Table 2. Dealer’s new chart and new calibrated chart with irrigation depth and revolution time based on the pivot speed selected at the pivot panel for Pivot 2. The new chart was provided by the irrigation dealer.
Dealer’s New Chart New Calibrated Chart
Speed (%) Depth (in) Revolution Time (h) Speed (%) Depth (in) Revolution Time (h)
5 2.30 289 5 5.88 640
10 1.15 144 10 2.51 287
15 0.77 96 15 1.52 179
20 0.57 72 20 1.09 130
25 0.46 58 25 0.81 99
30 0.38 48 30 0.65 80
35 0.33 41 35 0.54 67
40 0.29 36 40 0.43 57
45 0.26 32 45 0.39 50
50 0.23 29 50 0.35 45
60 0.19 24 60 0.28 36
70 0.16 21 70 0.23 30
80 0.14 18 80 0.19 26
90 0.13 16 90 0.17 23
100 0.11 15 100 0.15 20

*Note: Numbers in red were measured at the field with the catch-can method.

While doing this test, a few growers have asked us how often the nozzles should be replaced.
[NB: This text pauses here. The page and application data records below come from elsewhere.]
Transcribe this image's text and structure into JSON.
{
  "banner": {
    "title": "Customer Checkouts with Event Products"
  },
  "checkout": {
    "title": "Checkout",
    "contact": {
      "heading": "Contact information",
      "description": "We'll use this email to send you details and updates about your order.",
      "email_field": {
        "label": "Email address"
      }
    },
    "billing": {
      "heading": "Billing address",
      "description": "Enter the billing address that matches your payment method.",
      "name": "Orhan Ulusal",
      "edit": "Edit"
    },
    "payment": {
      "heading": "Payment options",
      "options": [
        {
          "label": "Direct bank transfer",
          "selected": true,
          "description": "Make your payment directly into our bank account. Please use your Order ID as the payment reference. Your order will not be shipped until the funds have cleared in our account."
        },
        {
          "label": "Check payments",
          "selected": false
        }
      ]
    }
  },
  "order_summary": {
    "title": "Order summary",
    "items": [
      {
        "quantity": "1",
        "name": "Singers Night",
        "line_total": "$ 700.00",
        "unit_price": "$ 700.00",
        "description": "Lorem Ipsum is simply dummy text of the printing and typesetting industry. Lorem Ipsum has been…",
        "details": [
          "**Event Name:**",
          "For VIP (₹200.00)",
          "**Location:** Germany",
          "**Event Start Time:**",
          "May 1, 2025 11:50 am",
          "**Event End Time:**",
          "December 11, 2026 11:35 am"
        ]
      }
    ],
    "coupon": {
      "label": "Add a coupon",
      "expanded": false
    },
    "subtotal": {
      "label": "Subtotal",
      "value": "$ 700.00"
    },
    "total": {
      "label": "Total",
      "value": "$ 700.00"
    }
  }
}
Some dealers have mentioned that ideally a nozzle package should be replaced after 10 years, but with the new materials, some dealers have claimed it can last longer. Our recommendation is to conduct a simplified version of catch-can test (with fewer cups) to assess the UWA of a particular pivot before deciding whether or not a nozzle replacement is required. Another way to identify issues is by checking the yield map data, which can provide a good insight of issues regarding to low UWA.

Final Remarks

Some of the findings are highlighted below:

  • The catch-can tests conducted on three center pivots before and after nozzle replacement revealed significant improvements in UWA, emphasizing the positive impact of proactive maintenance.
  • The potential yield losses associated with low UWA were quantified, emphasizing the economic benefits of timely nozzle replacements.
  • The economic analysis demonstrated that the investment in nozzle replacement not only mitigated potential losses but also presented an opportunity for substantial profit.
  • The calibration challenges observed in pivots 1 and 2 show the need for fine-tuning and regular calibration of irrigation systems to ensure accurate water application.

Ultimately, this project serves as a valuable resource for growers, emphasizing the benefits of maintaining and upgrading irrigation systems. Proactive measures, including simplified catch-can tests and regular checks of yield map data, are recommended for growers to assess UWA and identify potential issues, minimizing the potential yield losses due to low UWA.

Acknowledgments and Contact Information

We extend our sincere gratitude to the Nebraska Soybean Board for their invaluable financial support, which was essential in the successful execution of this project. Additionally, we express our gratitude to the three growers who actively participated in the project. Their allocation of time and collaboration were imperative in gathering the crucial information presented.

For further inquiries or information, please feel free to contact Bruno Lena at the Platte County Extension Office, 402-563-4901.

Online Master of Science in Agronomy

With a focus on industry applications and research, the online program is designed with maximum flexibility for today's working professionals.

A field of corn.